Add a Topic
108
Add a Topic
540
jeni
Member
jeni
July 23, 2009 7:16 am

I, too, never comment…have much to learn and little wisdom to offer. I stumbled on your site while trying to figure out a Fool tease. I haven’t missed reading your post since. Don’t quit, you’d leave us all so very sad. And while you are at it, I hope you get/are rich!!
Thanks to all for the geography/third world politics lesson on Indonesia today. What’s to fuss about?

Add a Topic
1193
Les
Les
July 23, 2009 3:02 pm

Like many others, I rarely comment but certainly appreciate both your style and research. After reading my first two of your articles I joined “the irregulars”. You deserve our support and encouragement. Please keep up the good work.

Paul
Guest
Paul
July 24, 2009 12:09 pm

Interesting comments from other subscribers!

I have been living in Indonesia for the past four years and have traveled here regularly since 1982.

Also I have been investing here since 1998 – started during the depth of the Asian crisis.

As with all underdeveloped investment destinations, it takes a long time to do one’s homework to understand the market. I think that my batting average has come up quite a bit since I first started investing here.

Telkom, Indosat, Astra, BCA & Mandiri are all big “blue” chip stocks that are well covered locally by local and foreign financial analysts.

The real money here is to be made in secondary issues. There are a lot of great companies flying under the radar screen.

Stocks which would trade at seriously high multiples if they had the same market position in the US, Australia or any other developed market.

If anyone out there wishes to talk about Indonesian equities, fixed interest, residential requirements or other issues you can contact me under indostocks @gmail.com

Please note: To avoid spammers I have put a space between s & @. My email address has no space!

Add a Topic
1193
Add a Topic
5916
Add a Topic
1270
AlanH
July 24, 2009 2:52 pm

I have not made a penny from Travis’ advice….. but he’s saved me a fortune by heading me away from the schisters!! He makes me wonder, question and laugh. The only thing Id change is THAT BOW TIE….. looks like a refugee from the company christmas drinks party. Crazy B….. you have earned your name. Apply for a refund and get off the datawaves.

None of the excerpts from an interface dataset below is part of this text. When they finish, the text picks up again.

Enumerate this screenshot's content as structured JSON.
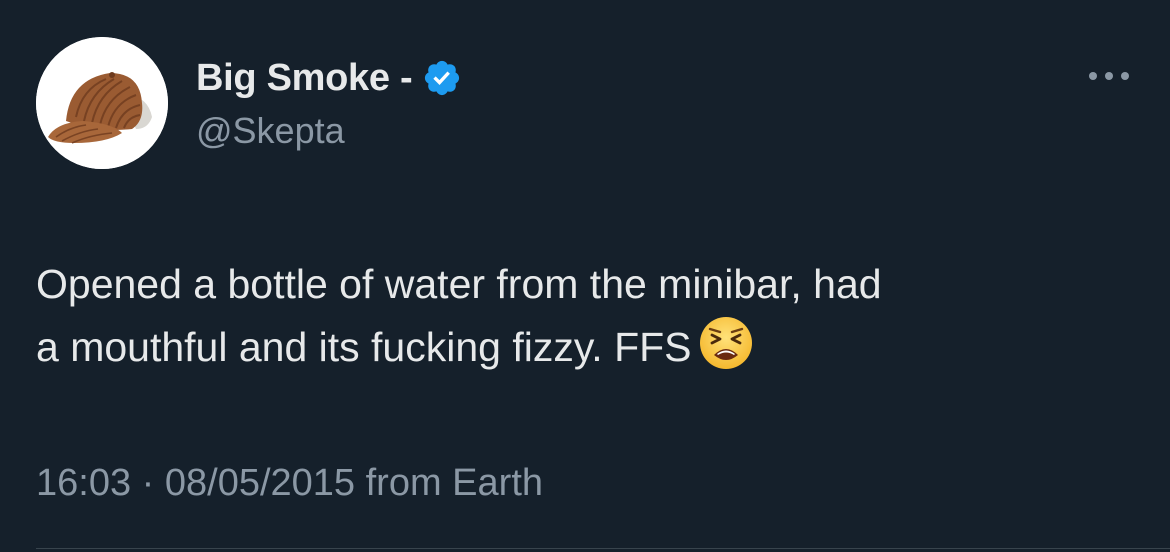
{
  "tweet": {
    "author": {
      "display_name": "Big Smoke -",
      "handle": "@Skepta",
      "verified": true,
      "avatar_icon": "corduroy-cap-avatar"
    },
    "text_line1": "Opened a bottle of water from the minibar, had",
    "text_line2": "a mouthful and its fucking fizzy. FFS",
    "emoji_icon": "tired-face-emoji",
    "time": "16:03",
    "separator": "·",
    "date": "08/05/2015",
    "source": "from Earth",
    "more_icon": "more-options-icon"
  },
  "colors": {
    "background": "#15202b",
    "text": "#e7e9ea",
    "secondary_text": "#8b98a5",
    "verified_badge": "#1d9bf0",
    "divider": "#38444d"
  }
}
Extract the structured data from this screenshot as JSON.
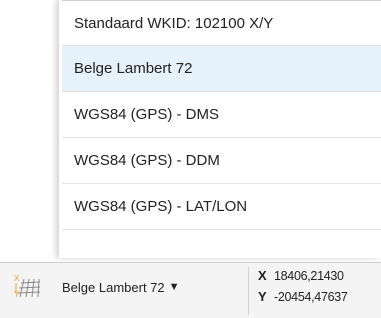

AlanH

destry
Member
destry
July 24, 2009 11:22 pm

This is “Great”!

In it’s way, the best conversation stream I’ve seen…
An international participation
(Growing on other streams as well);
And really intelligent discourse.

Some of us have not been participating as much, or not at all in the “Forum”, since the change…I don’t know why…I read it some; But ‘just don’t feel I have anything to contribute.
Since my agenda is more investing in businesses I’d own; And as such, being a long-term investor in a short-term world; I listen more than talk (A blessing, I’m sure).

You guys are still more fun
than a rock-fight, over an open grave.

PoorOldJim
Guest
PoorOldJim
July 26, 2009 9:08 am

A “rock-fight” over an open grave? Now I’m really confused. Travis, you and most of your commentary contributors have saved me more money, by steering away from stuff I might have otherwise been dumb enough to buy, so keep on keepin on. Oh, and if you like bow ties, you go dude.

oniToky
Guest
September 12, 2010 9:43 pm

Nikspoub 6 I advise to you to look a site on which there are many articles on this question.

_____________

lavetra

get

0